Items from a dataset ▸
((

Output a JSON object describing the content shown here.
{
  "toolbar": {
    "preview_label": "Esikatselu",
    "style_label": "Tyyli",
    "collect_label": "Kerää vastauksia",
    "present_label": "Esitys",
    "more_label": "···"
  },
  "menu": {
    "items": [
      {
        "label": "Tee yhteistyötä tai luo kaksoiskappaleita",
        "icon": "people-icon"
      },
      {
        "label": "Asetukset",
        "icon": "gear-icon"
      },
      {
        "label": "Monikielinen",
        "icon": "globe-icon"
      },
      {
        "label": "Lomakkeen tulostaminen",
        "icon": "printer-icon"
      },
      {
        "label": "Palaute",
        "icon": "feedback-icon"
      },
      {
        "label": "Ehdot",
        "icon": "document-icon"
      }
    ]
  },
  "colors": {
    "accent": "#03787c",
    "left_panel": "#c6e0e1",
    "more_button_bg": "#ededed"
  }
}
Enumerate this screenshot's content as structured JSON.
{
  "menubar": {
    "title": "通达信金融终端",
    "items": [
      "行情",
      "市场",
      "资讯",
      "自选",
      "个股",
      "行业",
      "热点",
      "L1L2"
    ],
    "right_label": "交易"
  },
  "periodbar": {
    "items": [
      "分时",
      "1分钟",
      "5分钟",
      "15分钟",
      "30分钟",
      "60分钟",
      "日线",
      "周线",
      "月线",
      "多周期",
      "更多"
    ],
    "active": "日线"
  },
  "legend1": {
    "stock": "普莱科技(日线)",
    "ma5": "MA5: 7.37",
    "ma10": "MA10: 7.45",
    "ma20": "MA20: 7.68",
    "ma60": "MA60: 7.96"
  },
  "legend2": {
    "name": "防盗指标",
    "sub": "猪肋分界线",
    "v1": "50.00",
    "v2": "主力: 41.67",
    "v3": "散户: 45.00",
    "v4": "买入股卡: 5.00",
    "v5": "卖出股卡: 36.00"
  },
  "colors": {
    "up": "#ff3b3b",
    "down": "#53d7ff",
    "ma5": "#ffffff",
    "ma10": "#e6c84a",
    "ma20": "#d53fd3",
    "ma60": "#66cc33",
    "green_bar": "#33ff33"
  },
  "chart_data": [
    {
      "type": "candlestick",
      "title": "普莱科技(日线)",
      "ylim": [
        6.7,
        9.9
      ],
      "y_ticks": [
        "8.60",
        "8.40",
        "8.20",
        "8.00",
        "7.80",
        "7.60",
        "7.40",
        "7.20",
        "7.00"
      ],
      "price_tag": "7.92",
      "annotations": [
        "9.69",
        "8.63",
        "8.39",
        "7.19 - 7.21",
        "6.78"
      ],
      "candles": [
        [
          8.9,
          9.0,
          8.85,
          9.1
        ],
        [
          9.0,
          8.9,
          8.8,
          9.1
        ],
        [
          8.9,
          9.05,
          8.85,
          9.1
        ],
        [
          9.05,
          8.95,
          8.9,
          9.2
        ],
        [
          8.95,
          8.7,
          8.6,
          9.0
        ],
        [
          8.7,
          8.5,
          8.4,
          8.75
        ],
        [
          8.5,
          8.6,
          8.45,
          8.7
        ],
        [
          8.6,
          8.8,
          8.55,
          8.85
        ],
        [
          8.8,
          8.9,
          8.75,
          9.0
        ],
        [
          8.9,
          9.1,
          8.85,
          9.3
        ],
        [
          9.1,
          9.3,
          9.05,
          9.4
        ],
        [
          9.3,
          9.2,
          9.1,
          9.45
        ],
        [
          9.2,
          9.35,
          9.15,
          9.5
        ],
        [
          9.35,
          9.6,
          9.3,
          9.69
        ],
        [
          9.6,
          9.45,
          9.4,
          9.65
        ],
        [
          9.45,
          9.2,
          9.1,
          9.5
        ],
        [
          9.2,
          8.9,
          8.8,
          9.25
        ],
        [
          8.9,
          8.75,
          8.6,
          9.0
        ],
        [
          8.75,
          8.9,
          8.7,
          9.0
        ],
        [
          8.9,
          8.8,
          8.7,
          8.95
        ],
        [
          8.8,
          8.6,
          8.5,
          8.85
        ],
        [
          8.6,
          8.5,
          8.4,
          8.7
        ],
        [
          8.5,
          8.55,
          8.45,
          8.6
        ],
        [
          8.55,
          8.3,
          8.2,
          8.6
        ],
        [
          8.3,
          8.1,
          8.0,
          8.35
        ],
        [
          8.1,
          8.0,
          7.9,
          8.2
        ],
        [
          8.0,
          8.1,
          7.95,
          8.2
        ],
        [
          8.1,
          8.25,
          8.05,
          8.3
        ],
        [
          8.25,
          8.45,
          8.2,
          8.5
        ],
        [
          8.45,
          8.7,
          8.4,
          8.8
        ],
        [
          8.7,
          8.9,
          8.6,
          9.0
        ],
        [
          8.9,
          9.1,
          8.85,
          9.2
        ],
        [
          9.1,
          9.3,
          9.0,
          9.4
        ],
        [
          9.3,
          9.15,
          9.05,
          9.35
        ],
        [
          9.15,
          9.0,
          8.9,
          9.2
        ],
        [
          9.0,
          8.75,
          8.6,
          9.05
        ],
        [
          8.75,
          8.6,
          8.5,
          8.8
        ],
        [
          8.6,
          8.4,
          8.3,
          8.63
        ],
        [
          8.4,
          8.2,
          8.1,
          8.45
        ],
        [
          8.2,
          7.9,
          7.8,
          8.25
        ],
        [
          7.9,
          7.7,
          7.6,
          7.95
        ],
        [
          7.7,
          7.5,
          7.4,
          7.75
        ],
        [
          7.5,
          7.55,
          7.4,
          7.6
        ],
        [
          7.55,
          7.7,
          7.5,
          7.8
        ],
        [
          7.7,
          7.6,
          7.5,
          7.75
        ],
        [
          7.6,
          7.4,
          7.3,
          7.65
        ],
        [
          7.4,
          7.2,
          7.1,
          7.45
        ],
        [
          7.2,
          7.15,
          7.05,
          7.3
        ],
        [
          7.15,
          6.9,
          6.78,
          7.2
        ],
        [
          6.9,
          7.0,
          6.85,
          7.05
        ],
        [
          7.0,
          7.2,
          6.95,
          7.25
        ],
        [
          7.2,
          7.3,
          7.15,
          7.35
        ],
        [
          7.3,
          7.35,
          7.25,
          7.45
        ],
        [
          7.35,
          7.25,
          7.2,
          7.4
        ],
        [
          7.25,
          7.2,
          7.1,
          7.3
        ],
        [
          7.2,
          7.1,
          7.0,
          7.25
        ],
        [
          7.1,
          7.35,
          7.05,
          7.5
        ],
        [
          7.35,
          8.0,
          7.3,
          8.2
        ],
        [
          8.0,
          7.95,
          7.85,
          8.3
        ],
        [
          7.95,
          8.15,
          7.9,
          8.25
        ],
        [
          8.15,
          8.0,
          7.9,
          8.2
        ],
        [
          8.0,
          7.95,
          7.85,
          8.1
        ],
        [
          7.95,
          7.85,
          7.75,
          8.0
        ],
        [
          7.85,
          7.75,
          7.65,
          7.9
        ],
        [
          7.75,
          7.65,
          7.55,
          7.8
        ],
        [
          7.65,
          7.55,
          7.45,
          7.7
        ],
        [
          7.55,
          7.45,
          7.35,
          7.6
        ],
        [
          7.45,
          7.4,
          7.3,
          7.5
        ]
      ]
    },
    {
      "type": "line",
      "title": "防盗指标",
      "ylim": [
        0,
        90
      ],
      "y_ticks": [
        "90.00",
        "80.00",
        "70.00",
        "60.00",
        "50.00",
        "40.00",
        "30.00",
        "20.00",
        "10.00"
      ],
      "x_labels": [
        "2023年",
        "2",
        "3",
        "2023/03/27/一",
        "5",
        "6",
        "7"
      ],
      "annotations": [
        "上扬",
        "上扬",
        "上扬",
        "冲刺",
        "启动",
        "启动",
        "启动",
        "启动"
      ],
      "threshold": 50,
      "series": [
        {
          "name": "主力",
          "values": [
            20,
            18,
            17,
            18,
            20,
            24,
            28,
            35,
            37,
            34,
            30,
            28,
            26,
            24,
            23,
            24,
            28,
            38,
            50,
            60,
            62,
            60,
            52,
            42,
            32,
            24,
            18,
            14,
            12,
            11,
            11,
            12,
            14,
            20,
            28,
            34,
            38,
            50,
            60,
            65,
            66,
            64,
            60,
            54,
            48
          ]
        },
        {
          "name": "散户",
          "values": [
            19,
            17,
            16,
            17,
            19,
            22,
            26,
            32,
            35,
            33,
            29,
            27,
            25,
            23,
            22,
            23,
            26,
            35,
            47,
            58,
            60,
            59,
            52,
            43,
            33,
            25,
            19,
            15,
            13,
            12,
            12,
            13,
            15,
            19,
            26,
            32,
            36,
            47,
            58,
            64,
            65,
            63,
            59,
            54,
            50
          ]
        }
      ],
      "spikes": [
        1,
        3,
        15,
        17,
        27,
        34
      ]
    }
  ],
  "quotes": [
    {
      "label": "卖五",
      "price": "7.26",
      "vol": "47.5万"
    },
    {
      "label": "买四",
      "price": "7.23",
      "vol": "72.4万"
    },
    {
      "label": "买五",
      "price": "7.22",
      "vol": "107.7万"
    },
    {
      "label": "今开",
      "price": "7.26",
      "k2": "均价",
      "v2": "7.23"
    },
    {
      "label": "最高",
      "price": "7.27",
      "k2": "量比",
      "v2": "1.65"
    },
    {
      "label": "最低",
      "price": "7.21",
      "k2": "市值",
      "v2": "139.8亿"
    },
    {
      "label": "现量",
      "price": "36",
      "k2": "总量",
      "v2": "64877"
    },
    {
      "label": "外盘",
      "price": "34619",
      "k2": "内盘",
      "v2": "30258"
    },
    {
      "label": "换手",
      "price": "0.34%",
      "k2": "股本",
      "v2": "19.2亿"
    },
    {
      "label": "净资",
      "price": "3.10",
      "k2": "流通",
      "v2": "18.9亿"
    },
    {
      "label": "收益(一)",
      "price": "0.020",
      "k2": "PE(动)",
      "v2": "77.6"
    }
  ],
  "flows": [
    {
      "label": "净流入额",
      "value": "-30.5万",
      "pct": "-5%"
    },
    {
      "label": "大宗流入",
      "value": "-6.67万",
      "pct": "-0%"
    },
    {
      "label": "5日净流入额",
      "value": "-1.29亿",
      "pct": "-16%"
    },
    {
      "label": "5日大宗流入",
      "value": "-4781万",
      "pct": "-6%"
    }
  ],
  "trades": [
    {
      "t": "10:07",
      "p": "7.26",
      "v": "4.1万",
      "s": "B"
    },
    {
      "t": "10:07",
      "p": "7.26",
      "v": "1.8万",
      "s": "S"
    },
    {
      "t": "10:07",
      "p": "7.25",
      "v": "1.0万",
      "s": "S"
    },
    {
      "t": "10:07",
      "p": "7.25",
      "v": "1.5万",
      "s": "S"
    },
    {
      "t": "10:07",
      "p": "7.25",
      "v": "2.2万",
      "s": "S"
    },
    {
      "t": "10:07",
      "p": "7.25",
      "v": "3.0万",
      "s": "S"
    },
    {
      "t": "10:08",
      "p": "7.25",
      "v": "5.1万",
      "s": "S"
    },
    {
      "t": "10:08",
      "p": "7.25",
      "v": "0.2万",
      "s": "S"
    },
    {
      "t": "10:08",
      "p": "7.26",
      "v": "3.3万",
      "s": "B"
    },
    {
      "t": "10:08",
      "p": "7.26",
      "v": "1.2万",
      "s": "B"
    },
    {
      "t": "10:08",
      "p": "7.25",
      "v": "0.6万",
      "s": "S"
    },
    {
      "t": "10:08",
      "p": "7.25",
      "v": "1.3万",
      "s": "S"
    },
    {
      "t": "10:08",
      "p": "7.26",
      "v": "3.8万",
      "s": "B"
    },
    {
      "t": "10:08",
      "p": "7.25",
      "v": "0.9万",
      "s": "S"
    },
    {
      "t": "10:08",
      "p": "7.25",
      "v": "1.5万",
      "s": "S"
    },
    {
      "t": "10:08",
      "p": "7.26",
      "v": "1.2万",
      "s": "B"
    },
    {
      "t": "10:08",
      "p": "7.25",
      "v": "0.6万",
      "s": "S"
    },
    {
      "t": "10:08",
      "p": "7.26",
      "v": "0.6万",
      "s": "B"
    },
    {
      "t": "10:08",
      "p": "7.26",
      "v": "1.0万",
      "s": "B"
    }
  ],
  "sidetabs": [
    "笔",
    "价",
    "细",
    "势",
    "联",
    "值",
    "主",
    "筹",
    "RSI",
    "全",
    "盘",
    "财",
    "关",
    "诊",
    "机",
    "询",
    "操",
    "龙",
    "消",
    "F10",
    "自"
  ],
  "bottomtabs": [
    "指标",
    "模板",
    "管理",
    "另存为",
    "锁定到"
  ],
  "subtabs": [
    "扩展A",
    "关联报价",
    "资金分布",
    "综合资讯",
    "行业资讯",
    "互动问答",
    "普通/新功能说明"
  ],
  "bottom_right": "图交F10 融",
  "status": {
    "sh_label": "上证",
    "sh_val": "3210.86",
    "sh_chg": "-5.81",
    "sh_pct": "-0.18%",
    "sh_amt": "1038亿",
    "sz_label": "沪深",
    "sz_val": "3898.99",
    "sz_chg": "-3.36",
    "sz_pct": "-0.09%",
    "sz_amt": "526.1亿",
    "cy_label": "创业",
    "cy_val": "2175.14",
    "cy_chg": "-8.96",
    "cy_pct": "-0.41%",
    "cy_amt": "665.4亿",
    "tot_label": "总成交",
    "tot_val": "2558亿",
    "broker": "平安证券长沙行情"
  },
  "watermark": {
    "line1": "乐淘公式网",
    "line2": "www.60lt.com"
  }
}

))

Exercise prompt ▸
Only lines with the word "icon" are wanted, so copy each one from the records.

Response box ▸
        "icon": "people-icon"
        "icon": "gear-icon"
        "icon": "globe-icon"
        "icon": "printer-icon"
        "icon": "feedback-icon"
        "icon": "document-icon"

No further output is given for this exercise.